Thoughts on 9-11

If you know your “why,” any “how” is possible.

We’ve just experienced one of the saddest, most tragic moments in American history. And like the bombing of Pearl Harbor, the Assassination of President John Kennedy, and the explosion of the Challenger, we’ll never forget September 11 and the attack on the World Trade Center.

Like all of you, I’ve been dealing with feelings of disbelief, anger, and incredible sadness. I don’t know if we’ll ever be able to make “sense” of all this. I only know that our lives will never be the same.

The one thing we cannot do is lose our spirit. We cannot allow ourselves to be demoralized. That would do nothing but give our enemies another victory. We must show more spirit and more unity than ever before.

Of course, that’s easier said than done. But I have learned this. To get through great loss and great tragedy, YOU MUST BELIEVE IN SOMETHING BIGGER THAN YOURSELF AND YOUR CIRCUMSTANCES. You must believe in something so good, so grand, and so powerful, that no matter what, you won’t be brought down.

Perhaps you believe in God, or America, or the ultimate triumph of good over evil. Whatever it is, you need a belief or a purpose that will get you through crises and onto victory.

I learned that from my research on the holocaust of World War II. I wondered how people made it through that horrible event in human history. So I visited such places as the concentration camp at Dachau and the Shrine to the Holocaust in Jerusalem. And I read numerous books on the subject.

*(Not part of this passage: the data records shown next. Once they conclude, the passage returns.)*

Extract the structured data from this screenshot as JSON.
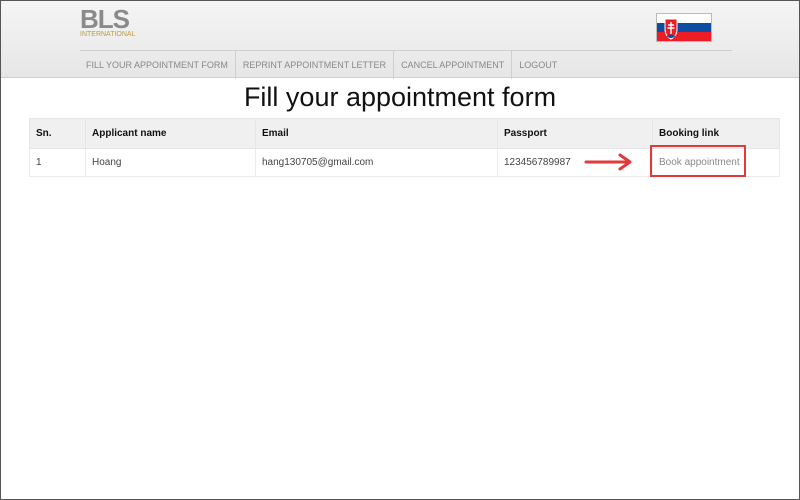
{
  "header": {
    "logo": {
      "mark": "BLS",
      "sub": "INTERNATIONAL"
    },
    "flag": {
      "icon": "slovakia-flag-icon",
      "colors": [
        "#ffffff",
        "#0b4ea2",
        "#ee1c25"
      ]
    }
  },
  "nav": {
    "items": [
      {
        "label": "FILL YOUR APPOINTMENT FORM"
      },
      {
        "label": "REPRINT APPOINTMENT LETTER"
      },
      {
        "label": "CANCEL APPOINTMENT"
      },
      {
        "label": "LOGOUT"
      }
    ]
  },
  "page": {
    "title": "Fill your appointment form"
  },
  "table": {
    "headers": [
      "Sn.",
      "Applicant name",
      "Email",
      "Passport",
      "Booking link"
    ],
    "rows": [
      {
        "sn": "1",
        "name": "Hoang",
        "email": "hang130705@gmail.com",
        "passport": "123456789987",
        "link": "Book appointment"
      }
    ]
  },
  "annotation": {
    "color": "#e03a3a",
    "icon": "arrow-right-icon"
  }
}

The book that really caught my attention was the one by Dr. Vicktor Frankl. As a young Jewish psychiatrist, he was shipped off to Auschwitz. There in the worst of conditions, with little food, inadequate shelter, and horrendous torture, thousands of Jewish prisoners were forced into labor that went on month after month.

What amazed Dr. Frankl was the fact that some of the laborers survived. While others, in the same conditions, did not. From a pure physical standpoint, Dr. Frankl expected that some of younger people, in their 20’s and 30’s, in the prime of life, would last a lot longer than the older folks. That’s not what he found.

Some of the younger people could not cope and died fairly quickly. Many of the older ones lasted a great deal longer, and many were alive when the Allies liberated the camps at the end of the war.

What Dr. Frankl found was the ones who made it through those circumstances had a purpose. They had a purpose that said, “I will do whatever it takes to get out of this place, to find my wife, to find my kids, to reunite my family.” It was that kind of belief that got them through the crisis.

Well Dr. Frankl survived the war. He moved to California and lived there, into his 90’s, where he wrote a fascinating book about his experience. His book, Man’s Search for Meaning, is something you must read, but in case you haven’t, it can be summarized in one sentence. He said, “If you know your ‘why,’ any ‘how’ is possible.”

In other words, if you know why you’re working so hard, if you know what you stand for, if you know what’s really really important, you can make it through almost anything. Purpose will give you staying power, and staying power, more often than not, will give you victory.

So in this time of national tragedy, make sure you know what’s most important in life. Hang on to that. And make sure you’re very clear about what you stand for. If you don’t stand for something, you’ll fall for anything.

As I said, you’ve got to believe in something bigger than yourself and your circumstances. For many of you, that will be your faith or your God. And for those of you who get your strength from that, I offer this poem from Annie Johnson Flint.


I look not back; God knows the fruitless efforts, the wasted hours, the sinning, the regrets. I leave them all with Him who blots the record, and graciously forgives, and then forgets.

I look not forward; God sees all the future, the road that–short or long–will lead me home, and He will face with me its every trial, and bear for me the burdens that may come.

I look not round me; then would fears assail me, so wild the tumult of earth’s restless seas, so dark the world, so filled with woe and evil, so vain the hope of comfort and of ease.

I look not inward; that would make me wretched; for I have naught on which to stay my trust. Nothing I see save failures and shortcomings, and weak endeavors, crumbling into dust.

But I look up-into the face of God, for there my heart can rest, my fears are stilled. And there is joy, and love, and light for darkness–and perfect peace, and every hope fulfilled.

Action:  You need to believe in something bigger than your circumstances. What do you believe in? Write it down. And if you don’t know the answer, find an answer. Tough times lie ahead, and it is your belief and your faith that will get you through these tough times.  It is my biggest hope that our national tragedy will bring out more goodness, more strength, more unity, more spirit, and more conviction than ever before. May God bless America, and may our best days be ahead.